Every piece on the board has an inherit value. A point system relative to the strength of that piece. It is essential for Chess players to know the relative value of the chess pieces in order to judge a trade of pieces. Below are the most commonly used values.
These values are based on their strength in endgames and should be handled with care. Pawns are worth a single point, which is why many players don’t even consider them pieces, and why giving up a pawn or two for better positioning or rapid development is common.
Knights and Bishops are worth three points each, making them equal in value. However, one does become more valuable than the other as the game progresses.
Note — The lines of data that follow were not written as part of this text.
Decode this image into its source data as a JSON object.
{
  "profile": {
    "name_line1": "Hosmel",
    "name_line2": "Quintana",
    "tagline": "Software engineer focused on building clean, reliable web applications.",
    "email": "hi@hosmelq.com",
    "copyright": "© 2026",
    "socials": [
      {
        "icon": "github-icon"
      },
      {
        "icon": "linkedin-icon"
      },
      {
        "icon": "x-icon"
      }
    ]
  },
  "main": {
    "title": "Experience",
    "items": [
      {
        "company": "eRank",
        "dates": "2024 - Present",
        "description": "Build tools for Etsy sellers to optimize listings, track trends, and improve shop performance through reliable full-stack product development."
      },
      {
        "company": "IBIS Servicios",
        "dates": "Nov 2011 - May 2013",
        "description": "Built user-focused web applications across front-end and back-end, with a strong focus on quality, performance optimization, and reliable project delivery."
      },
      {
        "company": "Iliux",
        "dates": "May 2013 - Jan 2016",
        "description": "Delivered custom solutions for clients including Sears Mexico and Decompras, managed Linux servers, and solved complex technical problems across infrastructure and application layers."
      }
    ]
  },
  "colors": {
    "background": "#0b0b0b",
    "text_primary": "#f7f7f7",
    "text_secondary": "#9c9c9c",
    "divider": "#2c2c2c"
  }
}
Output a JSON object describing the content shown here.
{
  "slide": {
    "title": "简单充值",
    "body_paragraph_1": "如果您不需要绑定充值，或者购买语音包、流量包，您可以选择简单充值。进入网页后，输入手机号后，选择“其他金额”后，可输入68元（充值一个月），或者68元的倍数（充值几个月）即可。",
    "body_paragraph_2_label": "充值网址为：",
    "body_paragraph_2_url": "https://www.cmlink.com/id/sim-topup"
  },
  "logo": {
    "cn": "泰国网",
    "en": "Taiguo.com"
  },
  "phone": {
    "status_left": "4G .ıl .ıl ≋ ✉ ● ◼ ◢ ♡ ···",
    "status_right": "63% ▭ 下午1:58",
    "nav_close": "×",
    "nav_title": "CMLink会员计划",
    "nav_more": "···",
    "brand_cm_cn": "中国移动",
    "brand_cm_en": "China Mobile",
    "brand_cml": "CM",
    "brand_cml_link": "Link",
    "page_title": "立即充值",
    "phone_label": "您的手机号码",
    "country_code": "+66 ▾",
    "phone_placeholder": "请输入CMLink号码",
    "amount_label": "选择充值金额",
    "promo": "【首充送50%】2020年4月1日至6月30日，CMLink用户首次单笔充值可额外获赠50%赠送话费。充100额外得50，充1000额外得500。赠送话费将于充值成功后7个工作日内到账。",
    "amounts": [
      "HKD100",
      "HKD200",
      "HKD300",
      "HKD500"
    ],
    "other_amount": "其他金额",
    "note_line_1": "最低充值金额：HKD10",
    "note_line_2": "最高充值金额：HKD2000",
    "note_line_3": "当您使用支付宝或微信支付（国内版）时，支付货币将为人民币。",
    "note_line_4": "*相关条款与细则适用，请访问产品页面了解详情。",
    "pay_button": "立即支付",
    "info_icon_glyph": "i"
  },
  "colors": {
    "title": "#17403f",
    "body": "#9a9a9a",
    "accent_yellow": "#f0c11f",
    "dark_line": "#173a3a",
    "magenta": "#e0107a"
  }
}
Depending on the position, especially of the pawn structure on the board, trading a Bishop for a Knight may not be worth it and could hurt you as if your Bishop you just traded was actually worth more than the Knight you exchanged for it.
Trading Pieces Based on Value
Before starting a trade the expected outcome of the resulting endgame has to be considered and thought through carefully.
If you watch Grandmasters play, you’ll notice that just one single pawn can mean the difference between winning and losing, but two Knights are probably not enough. In addition the Bishop is more powerful than the Knight, especially in conjunction with the other Bishop.
Trading pieces based on these values without thinking about the final result may lead to the following position (in which it is Black’s turn to move).
In the endgame, a King and a Knight is generally more powerful than a King and a Bishop. If the Bishop is a Bad Bishop, then that Bishop is basically useless, an entombed piece. If the Bishop is good, it’s easy to make it bad by placing any pieces on the opposite colored square. However, the Knight can always be a threat. Especially with those deadly Knight forks.
This post on Chess piece value is one of the more important lessons to grasp for beginners. If you wish to continue, you can move on to the next lesson about Defending or removing the defender.